> **Aim of the task**
When a line in the entries below contains the word "Rychlokurz", copy that line.

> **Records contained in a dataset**
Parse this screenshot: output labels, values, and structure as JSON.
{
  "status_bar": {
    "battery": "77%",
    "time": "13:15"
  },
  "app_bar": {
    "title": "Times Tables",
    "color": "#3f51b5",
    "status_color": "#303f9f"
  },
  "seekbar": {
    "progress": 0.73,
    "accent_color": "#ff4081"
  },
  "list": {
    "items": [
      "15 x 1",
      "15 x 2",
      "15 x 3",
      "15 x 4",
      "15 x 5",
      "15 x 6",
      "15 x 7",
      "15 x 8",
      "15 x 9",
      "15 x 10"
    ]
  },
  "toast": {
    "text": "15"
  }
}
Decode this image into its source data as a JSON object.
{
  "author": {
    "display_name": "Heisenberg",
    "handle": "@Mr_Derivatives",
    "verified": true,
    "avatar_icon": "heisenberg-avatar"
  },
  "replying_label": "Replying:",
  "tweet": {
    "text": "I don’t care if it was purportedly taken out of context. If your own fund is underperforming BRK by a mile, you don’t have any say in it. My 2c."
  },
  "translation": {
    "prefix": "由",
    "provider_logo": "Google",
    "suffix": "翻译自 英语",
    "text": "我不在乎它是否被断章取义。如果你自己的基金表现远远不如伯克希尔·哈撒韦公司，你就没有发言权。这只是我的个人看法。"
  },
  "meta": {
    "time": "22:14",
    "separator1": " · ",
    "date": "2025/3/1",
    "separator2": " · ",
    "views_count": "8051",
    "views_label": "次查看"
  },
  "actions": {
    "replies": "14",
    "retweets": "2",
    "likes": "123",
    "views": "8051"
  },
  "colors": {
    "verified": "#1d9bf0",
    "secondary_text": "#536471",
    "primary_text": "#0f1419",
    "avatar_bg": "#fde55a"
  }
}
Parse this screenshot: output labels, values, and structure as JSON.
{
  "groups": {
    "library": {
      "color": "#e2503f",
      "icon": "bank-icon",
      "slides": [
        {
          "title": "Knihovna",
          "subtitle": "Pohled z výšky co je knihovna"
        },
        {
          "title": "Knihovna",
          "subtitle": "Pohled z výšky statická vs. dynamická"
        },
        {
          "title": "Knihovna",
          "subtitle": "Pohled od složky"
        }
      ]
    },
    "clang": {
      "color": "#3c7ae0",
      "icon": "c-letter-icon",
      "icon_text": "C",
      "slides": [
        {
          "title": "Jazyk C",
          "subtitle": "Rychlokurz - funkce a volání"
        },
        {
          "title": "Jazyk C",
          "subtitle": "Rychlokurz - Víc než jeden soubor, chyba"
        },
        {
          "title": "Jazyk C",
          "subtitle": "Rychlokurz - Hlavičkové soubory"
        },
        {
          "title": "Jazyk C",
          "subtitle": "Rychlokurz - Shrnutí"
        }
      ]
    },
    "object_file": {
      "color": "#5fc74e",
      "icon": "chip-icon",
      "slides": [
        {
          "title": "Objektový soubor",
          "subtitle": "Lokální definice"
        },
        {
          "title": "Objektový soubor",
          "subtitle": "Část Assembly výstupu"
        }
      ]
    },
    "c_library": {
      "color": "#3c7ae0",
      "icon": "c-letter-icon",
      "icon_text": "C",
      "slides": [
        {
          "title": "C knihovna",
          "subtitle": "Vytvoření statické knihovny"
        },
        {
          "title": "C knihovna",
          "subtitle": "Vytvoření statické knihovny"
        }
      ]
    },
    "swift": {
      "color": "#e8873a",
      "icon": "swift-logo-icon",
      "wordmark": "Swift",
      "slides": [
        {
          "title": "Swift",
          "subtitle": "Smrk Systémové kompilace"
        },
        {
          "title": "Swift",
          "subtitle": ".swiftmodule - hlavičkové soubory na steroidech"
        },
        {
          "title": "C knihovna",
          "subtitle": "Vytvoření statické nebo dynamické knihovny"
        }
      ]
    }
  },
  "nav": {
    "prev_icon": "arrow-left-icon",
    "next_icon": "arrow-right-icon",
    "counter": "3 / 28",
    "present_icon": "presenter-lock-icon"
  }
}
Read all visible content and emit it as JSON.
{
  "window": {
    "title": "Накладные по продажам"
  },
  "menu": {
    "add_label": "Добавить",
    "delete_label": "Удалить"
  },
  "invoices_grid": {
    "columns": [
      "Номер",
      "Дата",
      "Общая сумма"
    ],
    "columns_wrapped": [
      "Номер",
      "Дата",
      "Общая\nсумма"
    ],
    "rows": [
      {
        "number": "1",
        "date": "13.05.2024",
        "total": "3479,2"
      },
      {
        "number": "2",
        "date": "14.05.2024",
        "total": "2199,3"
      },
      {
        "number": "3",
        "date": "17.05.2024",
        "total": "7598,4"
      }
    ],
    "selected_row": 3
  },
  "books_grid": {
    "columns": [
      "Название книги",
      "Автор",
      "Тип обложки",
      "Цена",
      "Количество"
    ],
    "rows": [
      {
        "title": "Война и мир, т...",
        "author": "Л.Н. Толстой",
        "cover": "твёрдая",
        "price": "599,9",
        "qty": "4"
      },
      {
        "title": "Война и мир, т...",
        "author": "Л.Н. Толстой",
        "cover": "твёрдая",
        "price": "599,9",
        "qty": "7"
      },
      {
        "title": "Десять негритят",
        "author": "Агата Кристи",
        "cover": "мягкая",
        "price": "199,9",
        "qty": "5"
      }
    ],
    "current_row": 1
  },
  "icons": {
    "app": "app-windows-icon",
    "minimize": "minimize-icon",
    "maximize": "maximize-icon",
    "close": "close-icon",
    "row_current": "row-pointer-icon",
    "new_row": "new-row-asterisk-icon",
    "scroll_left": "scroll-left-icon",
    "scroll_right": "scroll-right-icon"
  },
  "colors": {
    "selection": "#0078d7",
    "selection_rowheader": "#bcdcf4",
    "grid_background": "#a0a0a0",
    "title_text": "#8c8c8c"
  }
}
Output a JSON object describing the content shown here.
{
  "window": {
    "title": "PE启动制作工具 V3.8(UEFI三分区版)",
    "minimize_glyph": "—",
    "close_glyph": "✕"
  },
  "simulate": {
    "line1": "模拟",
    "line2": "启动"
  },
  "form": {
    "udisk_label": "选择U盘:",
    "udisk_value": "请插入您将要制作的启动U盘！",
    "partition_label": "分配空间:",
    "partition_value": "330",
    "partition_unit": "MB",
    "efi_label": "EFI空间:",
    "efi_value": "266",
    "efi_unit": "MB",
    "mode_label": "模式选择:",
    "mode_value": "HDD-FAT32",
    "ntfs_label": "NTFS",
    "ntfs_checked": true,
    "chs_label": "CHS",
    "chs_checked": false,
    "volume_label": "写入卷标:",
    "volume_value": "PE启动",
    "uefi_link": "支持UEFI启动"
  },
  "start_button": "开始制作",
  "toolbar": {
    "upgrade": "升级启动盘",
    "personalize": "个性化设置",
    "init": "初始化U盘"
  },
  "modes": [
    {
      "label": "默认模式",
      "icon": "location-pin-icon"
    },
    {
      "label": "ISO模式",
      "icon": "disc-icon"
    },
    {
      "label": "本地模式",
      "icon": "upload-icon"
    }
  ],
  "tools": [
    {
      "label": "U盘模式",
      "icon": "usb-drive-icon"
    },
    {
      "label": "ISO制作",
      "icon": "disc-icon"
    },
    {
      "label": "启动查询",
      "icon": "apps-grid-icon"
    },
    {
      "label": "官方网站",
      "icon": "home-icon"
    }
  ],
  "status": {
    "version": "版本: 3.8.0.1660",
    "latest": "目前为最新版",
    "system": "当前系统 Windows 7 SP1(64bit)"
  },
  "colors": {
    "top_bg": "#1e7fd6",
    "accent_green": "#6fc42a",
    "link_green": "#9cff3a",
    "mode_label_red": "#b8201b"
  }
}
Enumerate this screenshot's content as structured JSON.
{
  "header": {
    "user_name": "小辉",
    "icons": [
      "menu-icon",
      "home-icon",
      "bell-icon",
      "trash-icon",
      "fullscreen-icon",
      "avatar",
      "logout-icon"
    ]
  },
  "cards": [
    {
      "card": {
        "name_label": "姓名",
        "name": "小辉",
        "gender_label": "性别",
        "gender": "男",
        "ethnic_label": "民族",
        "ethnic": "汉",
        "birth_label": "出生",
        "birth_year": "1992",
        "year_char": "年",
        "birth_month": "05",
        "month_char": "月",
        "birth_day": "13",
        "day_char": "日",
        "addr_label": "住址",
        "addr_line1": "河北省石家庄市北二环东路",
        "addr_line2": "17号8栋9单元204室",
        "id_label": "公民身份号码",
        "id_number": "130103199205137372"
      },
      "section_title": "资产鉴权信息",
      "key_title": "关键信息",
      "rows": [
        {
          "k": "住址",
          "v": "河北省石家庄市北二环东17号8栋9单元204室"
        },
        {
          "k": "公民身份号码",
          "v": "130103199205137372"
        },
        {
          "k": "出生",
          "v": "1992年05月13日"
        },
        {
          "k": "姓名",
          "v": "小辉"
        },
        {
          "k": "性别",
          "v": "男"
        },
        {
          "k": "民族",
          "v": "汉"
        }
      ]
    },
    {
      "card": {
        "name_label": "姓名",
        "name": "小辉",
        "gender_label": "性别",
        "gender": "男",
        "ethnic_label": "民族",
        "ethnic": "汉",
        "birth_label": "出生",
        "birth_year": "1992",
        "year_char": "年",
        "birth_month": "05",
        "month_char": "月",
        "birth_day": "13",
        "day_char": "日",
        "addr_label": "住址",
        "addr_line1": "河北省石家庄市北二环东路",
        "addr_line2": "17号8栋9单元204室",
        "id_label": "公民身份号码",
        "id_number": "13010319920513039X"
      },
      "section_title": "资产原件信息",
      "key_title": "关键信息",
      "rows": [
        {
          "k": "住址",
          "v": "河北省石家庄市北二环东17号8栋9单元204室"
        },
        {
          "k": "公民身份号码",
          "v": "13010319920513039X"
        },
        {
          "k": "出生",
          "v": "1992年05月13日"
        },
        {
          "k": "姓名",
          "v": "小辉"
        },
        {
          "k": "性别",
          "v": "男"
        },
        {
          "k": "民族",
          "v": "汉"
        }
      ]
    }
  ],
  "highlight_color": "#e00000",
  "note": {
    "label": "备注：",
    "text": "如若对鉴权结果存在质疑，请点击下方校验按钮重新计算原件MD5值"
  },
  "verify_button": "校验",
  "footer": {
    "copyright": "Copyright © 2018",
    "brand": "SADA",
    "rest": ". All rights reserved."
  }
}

> **Result for this exercise**
          "subtitle": "Rychlokurz - funkce a volání"
          "subtitle": "Rychlokurz - Víc než jeden soubor, chyba"
          "subtitle": "Rychlokurz - Hlavičkové soubory"
          "subtitle": "Rychlokurz - Shrnutí"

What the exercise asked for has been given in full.